(CBS News) OAKDALE, Minn. - Nine-year-old Devin Aryal loved soccer. His mother, Missy, wears the medals he won.
"We were inseparable," said Missy Aryal. "He always told me that we were super-glued unless we were working or at school. And nothing could ever break the super glue."
But in February, Aryal and her son were shot on their drive home from day care. She remembers hearing pops as she was about to turn at an intersection.
"As soon as I took that left, my arm went numb, and I just saw blood gushing everywhere," she said. "[I] got out and started screaming, 'I've been shot, I've been shot.' I just happened to turn around, and I see in my window, and I drop my phone and just start screaming like crazy, 'My baby, my baby. Somebody help him. My baby's been shot.'"

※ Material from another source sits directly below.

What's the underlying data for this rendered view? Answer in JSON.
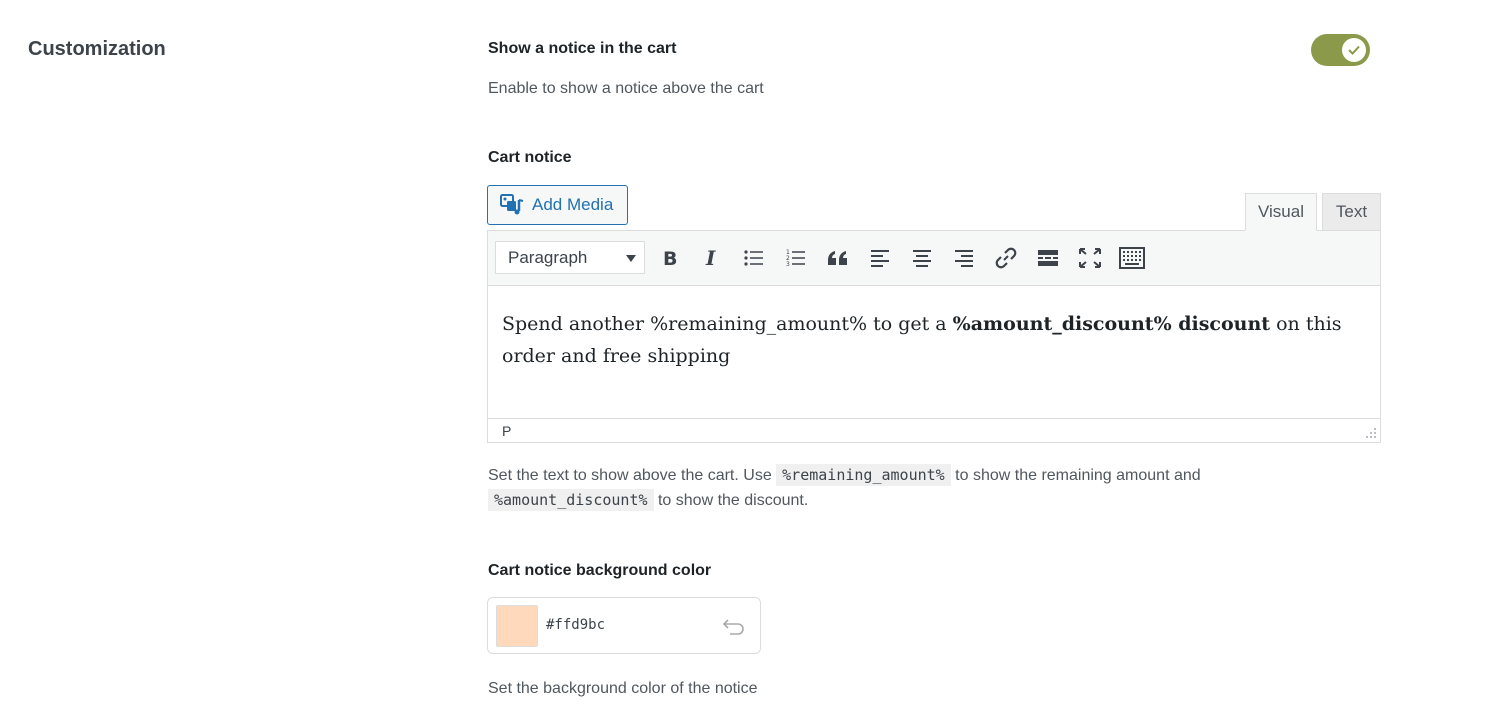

Devin died less than an hour later. The gunman, Nhan Tran, told police he randomly fired at traffic because he was upset over car noise. Tran's family later said he was mentally ill, but the 34-year-old was able to buy a gun because he had never been involuntarily committed to a mental hospital.
"They just gotta have some kind of a mental or a psych test before they've issued a gun to see if they're even mentally stable to even own one," Aryal said.
Watch: Newtown victims' loved ones continue push for stronger gun laws, below.
But opponents of mental-health checks for gun purchasers argue the mentally ill are responsible for no more than 5 percent of violent crime. Some doctors worry that stricter standards could further stigmatize mental illness and deter people from getting help.
"We gotta do something with these gun laws before more wonderful children like Devin or Newtown or any other children are gonna be lost," Aryal said.
Asked to explain what she's gone through, Aryal said, "He was everything, so basically my soul's just kind of been sucked out, and I'm empty. I'm just empty on the inside."
Devin would have turned 10 next month.